Generally, the amount subject to self-employment tax is 92.35% of your net earnings from self-employment. You calculate net earnings by subtracting ordinary and necessary trade or business expenses from the gross income you derived from your trade or business.

## What kinds of jobs are exempt from paying the self-employment tax and why?

Workers who are considered self-employed include sole proprietors, freelancers, and independent contractors who carry on a trade or business. Self-employed people who earn less than \$400 a year (or less than \$108.28 from a church) don’t have to pay the tax.

## Do you get taxed more if you are self-employed?

Self-employed people are responsible for paying the same federal income taxes as everyone else. The difference is that they don’t have an employer to withhold money from their paycheck and send it to the IRS—or to share the burden of paying Social Security and Medicare taxes.

## Do self-employed pay federal income tax?

As a self employed individual, you are required to pay federal incomes taxes, Social Security, and Medicare taxes on your own, either through quarterly estimated tax payments or when you file your tax return. Taxes must be paid on income as you earn it.

## What is considered gross income for self-employed?

1 Gross income includes all the same measures that constitute earned income —namely, wages or salary, commissions, and bonuses, as well as business income net of expenses if the person is self-employed.

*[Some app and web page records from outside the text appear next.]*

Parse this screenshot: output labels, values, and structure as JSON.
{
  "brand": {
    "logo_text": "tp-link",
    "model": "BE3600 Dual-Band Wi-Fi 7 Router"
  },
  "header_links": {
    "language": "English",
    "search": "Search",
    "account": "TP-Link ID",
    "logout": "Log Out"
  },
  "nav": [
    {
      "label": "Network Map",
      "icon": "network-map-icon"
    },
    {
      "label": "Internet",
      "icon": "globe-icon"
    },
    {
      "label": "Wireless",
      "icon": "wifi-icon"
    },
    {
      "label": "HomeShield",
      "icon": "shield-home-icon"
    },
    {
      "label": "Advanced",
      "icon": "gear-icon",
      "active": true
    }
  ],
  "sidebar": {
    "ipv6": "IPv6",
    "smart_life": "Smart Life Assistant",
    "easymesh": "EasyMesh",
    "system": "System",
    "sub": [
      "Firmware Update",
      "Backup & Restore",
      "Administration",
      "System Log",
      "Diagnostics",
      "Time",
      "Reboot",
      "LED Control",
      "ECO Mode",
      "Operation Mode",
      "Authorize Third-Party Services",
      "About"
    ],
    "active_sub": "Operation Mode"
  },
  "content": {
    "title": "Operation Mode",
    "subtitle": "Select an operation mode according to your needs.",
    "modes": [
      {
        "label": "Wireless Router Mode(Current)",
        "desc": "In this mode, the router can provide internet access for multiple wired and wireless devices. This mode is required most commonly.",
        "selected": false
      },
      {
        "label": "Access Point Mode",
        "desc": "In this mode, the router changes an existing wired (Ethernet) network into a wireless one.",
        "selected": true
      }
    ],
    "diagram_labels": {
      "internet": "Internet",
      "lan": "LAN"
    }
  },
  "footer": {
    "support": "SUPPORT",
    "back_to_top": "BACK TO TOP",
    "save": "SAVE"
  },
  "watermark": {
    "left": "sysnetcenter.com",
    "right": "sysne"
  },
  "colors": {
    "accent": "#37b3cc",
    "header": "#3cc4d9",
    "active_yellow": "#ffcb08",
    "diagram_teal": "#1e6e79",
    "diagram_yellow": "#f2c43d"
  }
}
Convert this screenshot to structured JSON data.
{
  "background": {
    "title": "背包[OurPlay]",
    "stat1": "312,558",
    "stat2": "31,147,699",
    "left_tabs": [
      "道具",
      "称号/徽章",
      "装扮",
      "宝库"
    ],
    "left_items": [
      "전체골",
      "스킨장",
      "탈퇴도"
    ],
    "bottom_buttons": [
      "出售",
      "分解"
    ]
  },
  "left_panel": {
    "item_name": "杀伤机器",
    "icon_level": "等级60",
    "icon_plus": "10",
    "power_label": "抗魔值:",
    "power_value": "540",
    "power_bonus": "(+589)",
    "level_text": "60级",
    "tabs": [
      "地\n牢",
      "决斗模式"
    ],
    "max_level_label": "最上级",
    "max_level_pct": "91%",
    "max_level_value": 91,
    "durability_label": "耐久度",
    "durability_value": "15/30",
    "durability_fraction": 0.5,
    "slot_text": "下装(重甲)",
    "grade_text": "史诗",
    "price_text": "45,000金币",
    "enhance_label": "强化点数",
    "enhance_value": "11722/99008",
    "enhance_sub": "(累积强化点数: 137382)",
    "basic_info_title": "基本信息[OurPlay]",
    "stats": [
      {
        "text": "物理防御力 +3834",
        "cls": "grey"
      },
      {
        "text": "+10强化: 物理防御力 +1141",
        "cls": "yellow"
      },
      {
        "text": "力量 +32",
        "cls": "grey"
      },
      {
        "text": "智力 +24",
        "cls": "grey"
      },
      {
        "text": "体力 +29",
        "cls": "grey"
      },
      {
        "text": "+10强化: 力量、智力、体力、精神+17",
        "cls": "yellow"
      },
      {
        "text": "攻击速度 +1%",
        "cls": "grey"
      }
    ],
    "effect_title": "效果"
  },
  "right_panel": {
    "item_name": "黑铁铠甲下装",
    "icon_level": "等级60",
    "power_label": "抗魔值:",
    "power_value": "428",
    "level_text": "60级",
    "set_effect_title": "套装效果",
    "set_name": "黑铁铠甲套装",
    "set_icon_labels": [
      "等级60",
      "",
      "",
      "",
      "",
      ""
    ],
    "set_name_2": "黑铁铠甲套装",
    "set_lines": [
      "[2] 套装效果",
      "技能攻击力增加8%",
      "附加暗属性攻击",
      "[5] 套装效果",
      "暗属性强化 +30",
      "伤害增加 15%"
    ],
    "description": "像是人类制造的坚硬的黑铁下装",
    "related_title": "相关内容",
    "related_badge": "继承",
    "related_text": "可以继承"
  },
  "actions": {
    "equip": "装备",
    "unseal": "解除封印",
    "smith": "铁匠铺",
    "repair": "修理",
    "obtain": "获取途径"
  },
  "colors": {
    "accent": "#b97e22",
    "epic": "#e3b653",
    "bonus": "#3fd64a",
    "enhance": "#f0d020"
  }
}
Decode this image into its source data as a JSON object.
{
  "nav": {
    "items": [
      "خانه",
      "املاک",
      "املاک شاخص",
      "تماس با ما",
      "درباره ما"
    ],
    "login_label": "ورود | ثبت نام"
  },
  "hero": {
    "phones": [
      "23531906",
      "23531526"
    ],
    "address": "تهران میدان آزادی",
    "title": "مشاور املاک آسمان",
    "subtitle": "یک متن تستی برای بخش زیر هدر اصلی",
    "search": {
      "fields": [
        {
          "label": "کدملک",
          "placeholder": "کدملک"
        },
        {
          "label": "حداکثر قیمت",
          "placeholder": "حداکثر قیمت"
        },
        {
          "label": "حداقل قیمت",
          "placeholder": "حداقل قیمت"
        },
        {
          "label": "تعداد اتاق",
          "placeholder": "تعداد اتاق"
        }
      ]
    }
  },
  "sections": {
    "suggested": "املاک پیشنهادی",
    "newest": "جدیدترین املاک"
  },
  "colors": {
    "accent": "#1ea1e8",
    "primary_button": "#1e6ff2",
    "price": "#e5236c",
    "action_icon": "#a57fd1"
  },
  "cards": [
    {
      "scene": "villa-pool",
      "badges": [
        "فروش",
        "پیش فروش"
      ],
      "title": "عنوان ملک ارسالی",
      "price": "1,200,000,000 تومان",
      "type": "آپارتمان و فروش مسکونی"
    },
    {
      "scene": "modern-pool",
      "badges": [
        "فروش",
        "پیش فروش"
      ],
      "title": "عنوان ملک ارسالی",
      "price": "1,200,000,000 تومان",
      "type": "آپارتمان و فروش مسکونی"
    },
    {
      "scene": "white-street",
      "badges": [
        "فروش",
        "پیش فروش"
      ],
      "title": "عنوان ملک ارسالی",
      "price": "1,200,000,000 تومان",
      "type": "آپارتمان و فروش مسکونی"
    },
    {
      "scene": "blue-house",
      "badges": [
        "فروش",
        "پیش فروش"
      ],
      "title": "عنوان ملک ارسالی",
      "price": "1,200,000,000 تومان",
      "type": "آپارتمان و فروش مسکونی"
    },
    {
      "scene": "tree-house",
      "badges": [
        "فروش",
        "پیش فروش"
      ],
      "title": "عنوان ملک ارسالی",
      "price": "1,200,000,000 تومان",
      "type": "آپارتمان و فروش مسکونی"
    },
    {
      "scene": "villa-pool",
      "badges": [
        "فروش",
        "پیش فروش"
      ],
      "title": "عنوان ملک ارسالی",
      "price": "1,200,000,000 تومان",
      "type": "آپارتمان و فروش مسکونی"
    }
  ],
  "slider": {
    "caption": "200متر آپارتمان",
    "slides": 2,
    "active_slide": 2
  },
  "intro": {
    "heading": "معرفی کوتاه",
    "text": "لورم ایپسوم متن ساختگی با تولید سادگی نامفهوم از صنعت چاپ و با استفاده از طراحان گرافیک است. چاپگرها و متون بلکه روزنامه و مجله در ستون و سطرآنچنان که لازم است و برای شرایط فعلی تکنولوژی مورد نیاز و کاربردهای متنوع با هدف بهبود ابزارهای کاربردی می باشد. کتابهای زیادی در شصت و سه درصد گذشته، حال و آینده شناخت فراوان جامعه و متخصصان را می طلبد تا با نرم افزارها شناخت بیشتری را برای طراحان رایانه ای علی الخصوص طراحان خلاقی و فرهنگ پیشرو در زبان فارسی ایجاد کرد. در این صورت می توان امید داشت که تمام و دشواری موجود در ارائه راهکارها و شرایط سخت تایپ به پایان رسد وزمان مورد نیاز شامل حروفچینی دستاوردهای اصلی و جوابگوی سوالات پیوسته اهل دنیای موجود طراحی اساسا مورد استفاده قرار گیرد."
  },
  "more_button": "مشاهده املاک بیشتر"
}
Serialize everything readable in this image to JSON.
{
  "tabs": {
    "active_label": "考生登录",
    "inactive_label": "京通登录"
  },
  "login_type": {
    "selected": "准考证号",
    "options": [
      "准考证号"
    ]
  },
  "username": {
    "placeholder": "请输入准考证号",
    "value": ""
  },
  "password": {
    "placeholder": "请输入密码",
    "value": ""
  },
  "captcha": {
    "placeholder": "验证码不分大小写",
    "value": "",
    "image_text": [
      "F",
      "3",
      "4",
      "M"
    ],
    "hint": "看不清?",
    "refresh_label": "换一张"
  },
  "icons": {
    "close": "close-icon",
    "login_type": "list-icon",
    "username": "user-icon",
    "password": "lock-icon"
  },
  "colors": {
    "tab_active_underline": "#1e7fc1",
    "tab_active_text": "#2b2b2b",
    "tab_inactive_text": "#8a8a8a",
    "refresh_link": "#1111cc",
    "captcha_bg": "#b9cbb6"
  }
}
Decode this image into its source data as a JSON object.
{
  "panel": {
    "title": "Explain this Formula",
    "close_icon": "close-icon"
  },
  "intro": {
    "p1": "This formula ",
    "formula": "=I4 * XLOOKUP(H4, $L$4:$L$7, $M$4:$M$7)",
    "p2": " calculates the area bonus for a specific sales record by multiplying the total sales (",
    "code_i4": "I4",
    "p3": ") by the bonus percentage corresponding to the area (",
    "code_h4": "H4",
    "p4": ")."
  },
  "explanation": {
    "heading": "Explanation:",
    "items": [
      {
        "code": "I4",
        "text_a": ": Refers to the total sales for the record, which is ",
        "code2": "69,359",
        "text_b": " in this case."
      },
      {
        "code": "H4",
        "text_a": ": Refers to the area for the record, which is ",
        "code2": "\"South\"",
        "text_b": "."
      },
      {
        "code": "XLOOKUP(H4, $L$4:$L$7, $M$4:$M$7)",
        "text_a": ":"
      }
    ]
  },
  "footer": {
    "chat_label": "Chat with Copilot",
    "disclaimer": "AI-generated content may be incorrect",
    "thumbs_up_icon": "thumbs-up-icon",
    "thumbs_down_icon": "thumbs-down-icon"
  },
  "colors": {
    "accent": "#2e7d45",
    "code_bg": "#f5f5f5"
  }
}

## Can I get a tax refund if my only income is Social Security?

As a very general rule of thumb, if your only income is from Social Security benefits, they won’t be taxable, and you don’t need to file a return. But if you have income from other sources as well, there may be taxes on the total amount.